_What is required_. Find each line below that includes "LessPaper", then copy it.

(Data items)
*** Begin section ***
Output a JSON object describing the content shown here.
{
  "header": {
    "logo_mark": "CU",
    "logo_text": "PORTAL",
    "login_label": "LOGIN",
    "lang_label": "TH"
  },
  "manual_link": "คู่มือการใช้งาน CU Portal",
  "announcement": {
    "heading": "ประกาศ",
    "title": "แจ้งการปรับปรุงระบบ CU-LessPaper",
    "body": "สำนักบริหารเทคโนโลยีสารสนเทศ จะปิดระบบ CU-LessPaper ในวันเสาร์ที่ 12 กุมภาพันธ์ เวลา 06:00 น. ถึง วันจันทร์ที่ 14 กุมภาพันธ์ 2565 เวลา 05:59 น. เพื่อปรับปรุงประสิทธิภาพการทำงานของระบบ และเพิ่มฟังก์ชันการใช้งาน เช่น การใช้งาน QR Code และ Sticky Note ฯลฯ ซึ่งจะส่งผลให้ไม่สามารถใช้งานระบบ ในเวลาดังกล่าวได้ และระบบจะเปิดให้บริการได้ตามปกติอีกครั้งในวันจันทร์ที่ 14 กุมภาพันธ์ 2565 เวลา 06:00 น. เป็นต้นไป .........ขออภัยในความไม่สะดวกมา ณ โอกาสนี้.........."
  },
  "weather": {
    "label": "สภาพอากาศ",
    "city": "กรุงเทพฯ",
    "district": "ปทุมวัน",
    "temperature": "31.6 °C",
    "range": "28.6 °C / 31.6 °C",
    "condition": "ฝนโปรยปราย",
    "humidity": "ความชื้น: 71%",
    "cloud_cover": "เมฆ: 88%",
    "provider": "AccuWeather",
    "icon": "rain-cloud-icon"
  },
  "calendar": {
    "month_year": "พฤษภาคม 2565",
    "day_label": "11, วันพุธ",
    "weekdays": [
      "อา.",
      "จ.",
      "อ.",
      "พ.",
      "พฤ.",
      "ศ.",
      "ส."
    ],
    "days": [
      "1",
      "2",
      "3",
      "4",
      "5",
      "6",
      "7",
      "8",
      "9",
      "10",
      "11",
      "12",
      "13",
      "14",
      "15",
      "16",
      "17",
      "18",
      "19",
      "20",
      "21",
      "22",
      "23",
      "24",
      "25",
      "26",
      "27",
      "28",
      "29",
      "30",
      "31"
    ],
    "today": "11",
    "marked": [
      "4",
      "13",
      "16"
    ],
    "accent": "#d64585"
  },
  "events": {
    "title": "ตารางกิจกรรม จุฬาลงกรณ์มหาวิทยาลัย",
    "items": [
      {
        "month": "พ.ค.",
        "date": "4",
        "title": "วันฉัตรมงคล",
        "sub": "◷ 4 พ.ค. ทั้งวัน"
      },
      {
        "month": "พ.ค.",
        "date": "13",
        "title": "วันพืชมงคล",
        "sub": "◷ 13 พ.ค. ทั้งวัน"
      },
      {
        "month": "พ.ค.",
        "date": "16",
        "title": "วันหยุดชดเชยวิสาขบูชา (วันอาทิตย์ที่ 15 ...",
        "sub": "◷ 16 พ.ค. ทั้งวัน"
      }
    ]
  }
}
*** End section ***
_Written response_.
    "title": "แจ้งการปรับปรุงระบบ CU-LessPaper",
    "body": "สำนักบริหารเทคโนโลยีสารสนเทศ จะปิดระบบ CU-LessPaper ในวันเสาร์ที่ 12 กุมภาพันธ์ เวลา 06:00 น. ถึง วันจันทร์ที่ 14 กุมภาพันธ์ 2565 เวลา 05:59 น. เพื่อปรับปรุงประสิทธิภาพการทำงานของระบบ และเพิ่มฟังก์ชันการใช้งาน เช่น การใช้งาน QR Code และ Sticky Note ฯลฯ ซึ่งจะส่งผลให้ไม่สามารถใช้งานระบบ ในเวลาดังกล่าวได้ และระบบจะเปิดให้บริการได้ตามปกติอีกครั้งในวันจันทร์ที่ 14 กุมภาพันธ์ 2565 เวลา 06:00 น. เป็นต้นไป .........ขออภัยในความไม่สะดวกมา ณ โอกาสนี้.........."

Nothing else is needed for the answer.